"I thought that we had good layers to our defense tonight for sure," Yeo said, as the Wild improved to 8-3-0 in their last 11. "I don't want to say they had a tough time, but we forced them to come through another person. And obviously that's a very dangerous team, we have a lot of respect for them, but with that, it's good to play in structure but especially in the first period…I thought we were pursuing and taking away time and space and that was kind of a focal point going into the game. They've got a lot of skill over there and if you're not playing the right way without the puck then you'll be putting yourself in a lot of danger."
Taking the early lead was critical, as the Wild got goals from Jason Pominville and Matt Cooke, and could've potentially had more, in the first 20 minutes.
During a scramble in front Raanta, two Blackhawks were whistled for minor penalties, giving the Wild two full minutes of a 5-on-3 power play. But despite controlling the puck for nearly the entire man advantage and getting a trio of shots on goal, they could not add to the lead.
"We didn't have a good first period," Quenneville said. "When you're down two-nothing that's a huge hole. The only thing we had going was a great kill on a 5-on-3, but we needed to score on that first power play to get us back in the game."
They didn't, and the Wild countered the troubles they'd had earlier in the week in an ugly 4-0 loss in Dallas, staying out of the penalty box save for two minutes.
"They're an extremely talented hockey club with some big threats. We only went to the box once, so we managed to stay out of that string that we've been on the last few games," said Cooke, who now has seven goals. "We didn't give their power play many opportunities and we feel that if with play without giving up time and space, we have the best chance to be successful."
With Mikko Koivu still out of the lineup, the Wild don't have the offensive weapons to go toe-to-toe with Chicago in the scoring department. What they have is a system that keeps them in the game, and three out of the four times they've played this season, it's worked. If they manage to get to the playoffs again, and can get a rematch with Chicago, it could feasibly work over a seven-game series as well.
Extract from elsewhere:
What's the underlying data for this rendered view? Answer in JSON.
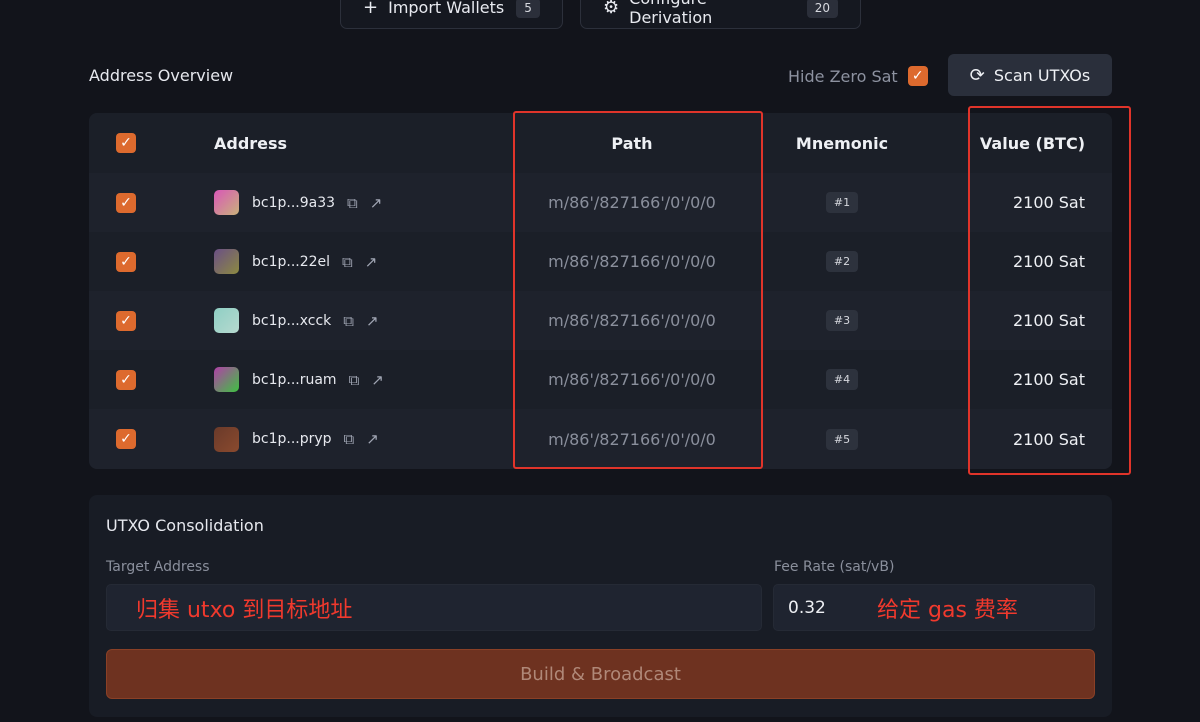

By that time, it would certainly be no mystery why the Wild's game elevates when the Blackhawks are in town.